I bought this last time on Woot. I absolutely love being able to repair things I typically would have thrown away. Favorite fix so far was my roomba’s waste receptacle door. I formed a new U joint by wiggling and curing at the same time.
The roomba uses U joints for that door? Usually they’re used for rotating parts. Interesting.
Is this safe ro repair aquarium decorations made of plasric?
Yes. It contains no solvent, which is the major fish-killer in aquarium applications. You need to understand the adding-a-layer thickness limitations, because if you try to go too “thick” with a layer, the deepest part of the new resin may not “cure” properly (if the UV light can’t get thru the material above that depth). That reduces the strength of the cured mass, and if it does crack with applied forces you could have uncured resin interacting with your fish. But remember this stuff comes from dental repair technology, i.e. gets used in rebuilding peoples’ TEETH (biting forces!), and gets shaped easily with things much like dremel tools. It is an ingenious expansion of materials tech into larger niche applications…
Have to remember, this stuff is not STICKY, it is not glue. It works by solidifying within surface textures (like the nooks and crannies of jigsaw puzzle pieces) and by wrapping around features. It won’t stick to a flat surface, but will stick to a roughed-up surface…
Got it, understood it but just wanted to be 100 percent sure. Basically just melting what is there already and then putting back to a solid. Thank you.
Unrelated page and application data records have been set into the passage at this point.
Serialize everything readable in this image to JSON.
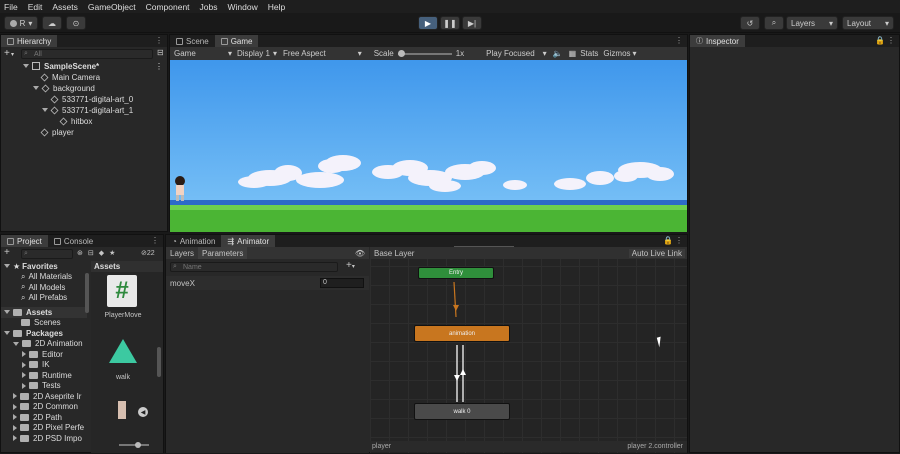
{
  "menu": [
    "File",
    "Edit",
    "Assets",
    "GameObject",
    "Component",
    "Jobs",
    "Window",
    "Help"
  ],
  "toolbar": {
    "account": "R",
    "layers": "Layers",
    "layout": "Layout"
  },
  "hierarchy": {
    "tab": "Hierarchy",
    "search_placeholder": "All",
    "items": [
      "SampleScene*",
      "Main Camera",
      "background",
      "533771-digital-art_0",
      "533771-digital-art_1",
      "hitbox",
      "player"
    ]
  },
  "scene_tabs": {
    "scene": "Scene",
    "game": "Game"
  },
  "game_bar": {
    "mode": "Game",
    "display": "Display 1",
    "aspect": "Free Aspect",
    "scale_label": "Scale",
    "scale_value": "1x",
    "play_focused": "Play Focused",
    "stats": "Stats",
    "gizmos": "Gizmos"
  },
  "inspector": {
    "tab": "Inspector"
  },
  "project": {
    "tabs": [
      "Project",
      "Console"
    ],
    "hidden_count": "22",
    "assets_header": "Assets",
    "tree": [
      "Favorites",
      "All Materials",
      "All Models",
      "All Prefabs",
      "Assets",
      "Scenes",
      "Packages",
      "2D Animation",
      "Editor",
      "IK",
      "Runtime",
      "Tests",
      "2D Aseprite Ir",
      "2D Common",
      "2D Path",
      "2D Pixel Perfe",
      "2D PSD Impo"
    ],
    "assets": [
      "PlayerMove",
      "walk"
    ]
  },
  "animator": {
    "tabs": [
      "Animation",
      "Animator"
    ],
    "subtabs": [
      "Layers",
      "Parameters"
    ],
    "name_placeholder": "Name",
    "param_name": "moveX",
    "param_value": "0",
    "layer": "Base Layer",
    "auto_live": "Auto Live Link",
    "nodes": {
      "entry": "Entry",
      "animation": "animation",
      "walk": "walk 0"
    },
    "footer_left": "player",
    "footer_right": "player 2.controller"
  },
  "colors": {
    "accent": "#46607c",
    "sky": "#5aaaf0",
    "grass": "#4bb534",
    "entry": "#2f8f3b",
    "state_orange": "#c8761f",
    "state_grey": "#4a4a4a"
  }
}
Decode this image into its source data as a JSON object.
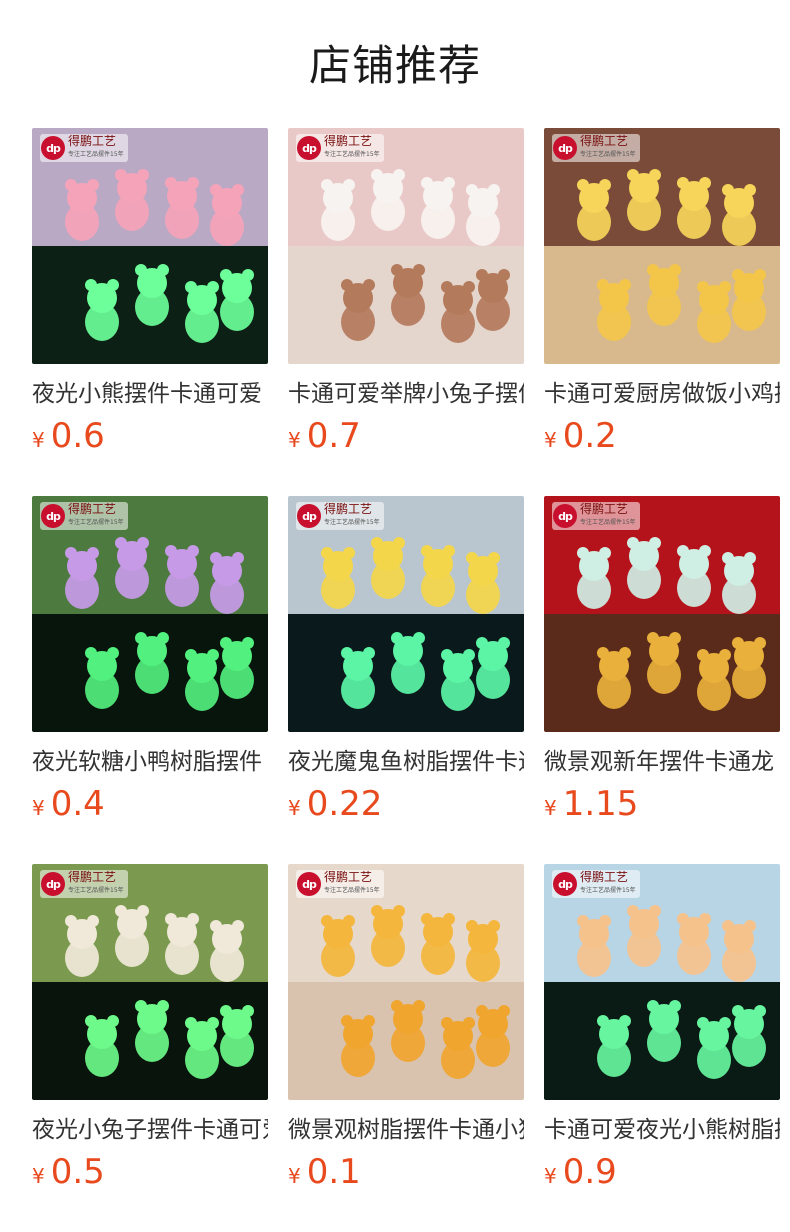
{
  "header": {
    "title": "店铺推荐"
  },
  "brand": {
    "logo_mark": "dp",
    "logo_text": "得鹏工艺",
    "logo_subtext": "专注工艺品摆件15年"
  },
  "products": [
    {
      "name": "夜光小熊摆件卡通可爱",
      "currency": "¥",
      "price": "0.6",
      "image": "glow-bear-figurines",
      "colors": {
        "top": "#b9a9c4",
        "bottom": "#0c2015",
        "fig_top": "#f5a3b9",
        "fig_bottom": "#6dff9a"
      }
    },
    {
      "name": "卡通可爱举牌小兔子摆件",
      "currency": "¥",
      "price": "0.7",
      "image": "bunny-cat-bear-sign-figurines",
      "colors": {
        "top": "#e9c9c8",
        "bottom": "#e4d6cc",
        "fig_top": "#f7f3f0",
        "fig_bottom": "#b47a5c"
      }
    },
    {
      "name": "卡通可爱厨房做饭小鸡摆件",
      "currency": "¥",
      "price": "0.2",
      "image": "cooking-chick-figurines",
      "colors": {
        "top": "#7a4b38",
        "bottom": "#d8b98e",
        "fig_top": "#f6d55a",
        "fig_bottom": "#f3c64a"
      }
    },
    {
      "name": "夜光软糖小鸭树脂摆件",
      "currency": "¥",
      "price": "0.4",
      "image": "glow-gummy-duck-figurines",
      "colors": {
        "top": "#4d7a3e",
        "bottom": "#07150c",
        "fig_top": "#c79ae8",
        "fig_bottom": "#52f07e"
      }
    },
    {
      "name": "夜光魔鬼鱼树脂摆件卡通",
      "currency": "¥",
      "price": "0.22",
      "image": "glow-manta-ray-figurines",
      "colors": {
        "top": "#b9c6cf",
        "bottom": "#0a1a1c",
        "fig_top": "#f4d64b",
        "fig_bottom": "#5cf5a6"
      }
    },
    {
      "name": "微景观新年摆件卡通龙",
      "currency": "¥",
      "price": "1.15",
      "image": "new-year-dragon-figurines",
      "colors": {
        "top": "#b5131c",
        "bottom": "#5a2a1a",
        "fig_top": "#cfeee4",
        "fig_bottom": "#e9b13b"
      }
    },
    {
      "name": "夜光小兔子摆件卡通可爱",
      "currency": "¥",
      "price": "0.5",
      "image": "glow-rabbit-figurines",
      "colors": {
        "top": "#7b9a4f",
        "bottom": "#08140c",
        "fig_top": "#f0e9da",
        "fig_bottom": "#6dfa8a"
      }
    },
    {
      "name": "微景观树脂摆件卡通小狗",
      "currency": "¥",
      "price": "0.1",
      "image": "yellow-puppy-figurines",
      "colors": {
        "top": "#e7d8cc",
        "bottom": "#d9c3ae",
        "fig_top": "#f4b63c",
        "fig_bottom": "#f0a52e"
      }
    },
    {
      "name": "卡通可爱夜光小熊树脂摆件",
      "currency": "¥",
      "price": "0.9",
      "image": "glow-bear-figurines-2",
      "colors": {
        "top": "#b8d5e6",
        "bottom": "#0a1a14",
        "fig_top": "#f6c28c",
        "fig_bottom": "#67f5a0"
      }
    }
  ]
}
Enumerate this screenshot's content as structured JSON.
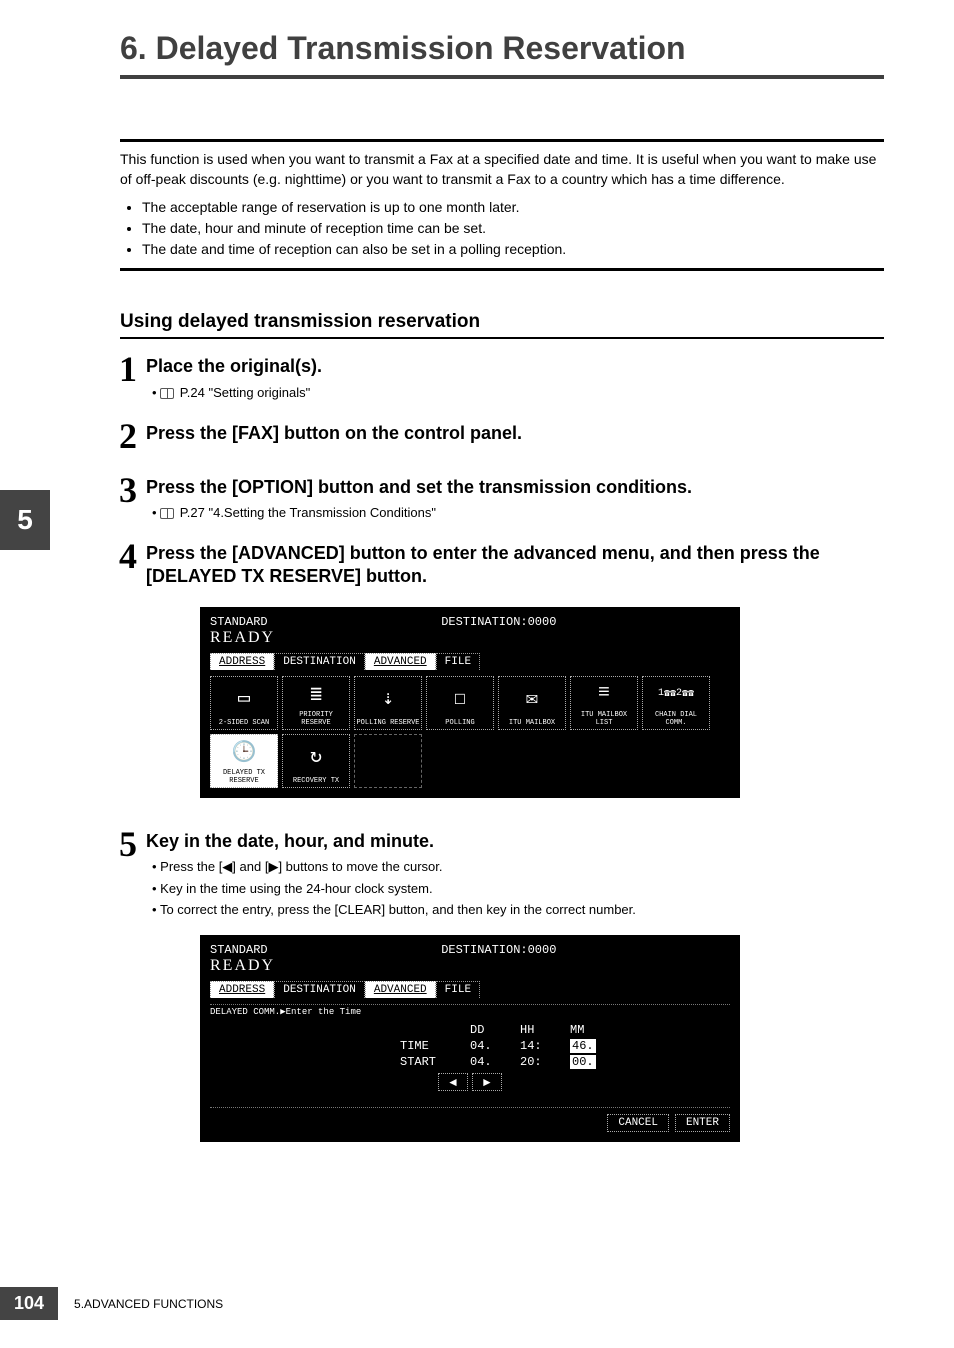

Does this work on a hairline crack in a plate glass window?
Not really, because it is “not glue”, and if it doesn’t have any surface imperfections to “grab” when it is “cured” then it will mostly just peel off at some unfortunate time.
Not quite, almost, and close enough. If you use sandpaper etc to put scratches in the surface then the resin fills in those scratches and now can get a strong “grip” on the surface. This started out as dental repair material (strong!) and some ingenious person saw an opportunity…
Interesting! I always assumed it was adapted from “Gel Nails” technology (or maybe that was adapted from the dental application too…?).